Stored data entries
========================================

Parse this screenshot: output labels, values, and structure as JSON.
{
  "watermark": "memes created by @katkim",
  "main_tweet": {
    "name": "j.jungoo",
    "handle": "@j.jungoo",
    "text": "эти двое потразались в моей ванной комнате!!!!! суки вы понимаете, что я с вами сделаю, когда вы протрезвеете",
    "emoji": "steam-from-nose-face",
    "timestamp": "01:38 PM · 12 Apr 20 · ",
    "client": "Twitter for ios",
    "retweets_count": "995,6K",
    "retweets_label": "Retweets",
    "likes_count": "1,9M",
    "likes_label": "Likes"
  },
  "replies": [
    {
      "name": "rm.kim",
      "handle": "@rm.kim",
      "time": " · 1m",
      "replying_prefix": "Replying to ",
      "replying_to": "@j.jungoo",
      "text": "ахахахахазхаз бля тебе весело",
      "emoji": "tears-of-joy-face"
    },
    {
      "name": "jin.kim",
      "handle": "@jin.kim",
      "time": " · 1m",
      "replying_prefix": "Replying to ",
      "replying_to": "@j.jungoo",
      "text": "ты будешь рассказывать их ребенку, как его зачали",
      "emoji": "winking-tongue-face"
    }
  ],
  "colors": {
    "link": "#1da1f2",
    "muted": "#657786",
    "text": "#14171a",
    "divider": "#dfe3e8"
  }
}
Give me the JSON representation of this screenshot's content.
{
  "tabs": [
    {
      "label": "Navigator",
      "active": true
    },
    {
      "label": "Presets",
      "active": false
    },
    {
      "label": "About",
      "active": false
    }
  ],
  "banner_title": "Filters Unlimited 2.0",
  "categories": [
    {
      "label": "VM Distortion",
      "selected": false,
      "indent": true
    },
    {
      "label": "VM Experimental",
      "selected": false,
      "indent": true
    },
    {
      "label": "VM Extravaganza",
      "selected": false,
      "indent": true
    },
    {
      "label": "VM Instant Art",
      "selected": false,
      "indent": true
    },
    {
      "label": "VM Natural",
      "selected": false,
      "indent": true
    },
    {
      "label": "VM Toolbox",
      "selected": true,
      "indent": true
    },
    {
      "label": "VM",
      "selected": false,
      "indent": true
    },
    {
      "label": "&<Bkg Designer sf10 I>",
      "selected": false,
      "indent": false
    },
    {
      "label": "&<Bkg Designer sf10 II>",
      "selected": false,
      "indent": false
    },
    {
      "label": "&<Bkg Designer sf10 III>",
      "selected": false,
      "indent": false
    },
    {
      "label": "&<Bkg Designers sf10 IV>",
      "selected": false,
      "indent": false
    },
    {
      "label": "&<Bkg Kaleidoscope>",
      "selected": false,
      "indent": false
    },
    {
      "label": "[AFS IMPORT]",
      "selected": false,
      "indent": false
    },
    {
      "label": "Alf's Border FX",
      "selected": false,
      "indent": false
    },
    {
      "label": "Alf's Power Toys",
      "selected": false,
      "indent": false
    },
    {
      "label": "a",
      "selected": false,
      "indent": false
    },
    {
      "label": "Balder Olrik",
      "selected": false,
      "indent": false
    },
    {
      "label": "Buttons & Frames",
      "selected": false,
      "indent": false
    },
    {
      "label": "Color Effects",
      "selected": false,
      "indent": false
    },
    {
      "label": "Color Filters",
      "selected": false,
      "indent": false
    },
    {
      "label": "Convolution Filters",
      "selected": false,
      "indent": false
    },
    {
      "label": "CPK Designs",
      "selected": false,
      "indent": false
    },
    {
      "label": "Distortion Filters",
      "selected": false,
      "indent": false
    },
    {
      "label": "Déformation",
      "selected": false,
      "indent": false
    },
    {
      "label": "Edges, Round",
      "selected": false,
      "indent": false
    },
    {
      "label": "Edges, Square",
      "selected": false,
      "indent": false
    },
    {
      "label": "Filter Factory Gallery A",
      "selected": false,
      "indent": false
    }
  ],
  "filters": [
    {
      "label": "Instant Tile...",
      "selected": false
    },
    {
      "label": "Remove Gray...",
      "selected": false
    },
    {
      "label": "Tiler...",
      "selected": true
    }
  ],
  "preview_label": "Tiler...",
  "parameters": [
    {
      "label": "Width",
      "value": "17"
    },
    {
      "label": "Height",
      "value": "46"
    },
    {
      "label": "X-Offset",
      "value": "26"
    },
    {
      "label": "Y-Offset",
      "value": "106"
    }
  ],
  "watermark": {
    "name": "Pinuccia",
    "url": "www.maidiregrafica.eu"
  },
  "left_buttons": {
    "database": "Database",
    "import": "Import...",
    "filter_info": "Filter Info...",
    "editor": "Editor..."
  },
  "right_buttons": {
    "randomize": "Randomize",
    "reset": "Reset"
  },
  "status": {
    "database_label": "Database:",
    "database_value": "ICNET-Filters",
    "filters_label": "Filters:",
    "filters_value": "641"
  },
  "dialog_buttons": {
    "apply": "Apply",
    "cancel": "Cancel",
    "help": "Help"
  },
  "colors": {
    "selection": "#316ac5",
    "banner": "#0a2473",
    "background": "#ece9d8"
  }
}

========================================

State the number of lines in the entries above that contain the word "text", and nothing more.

4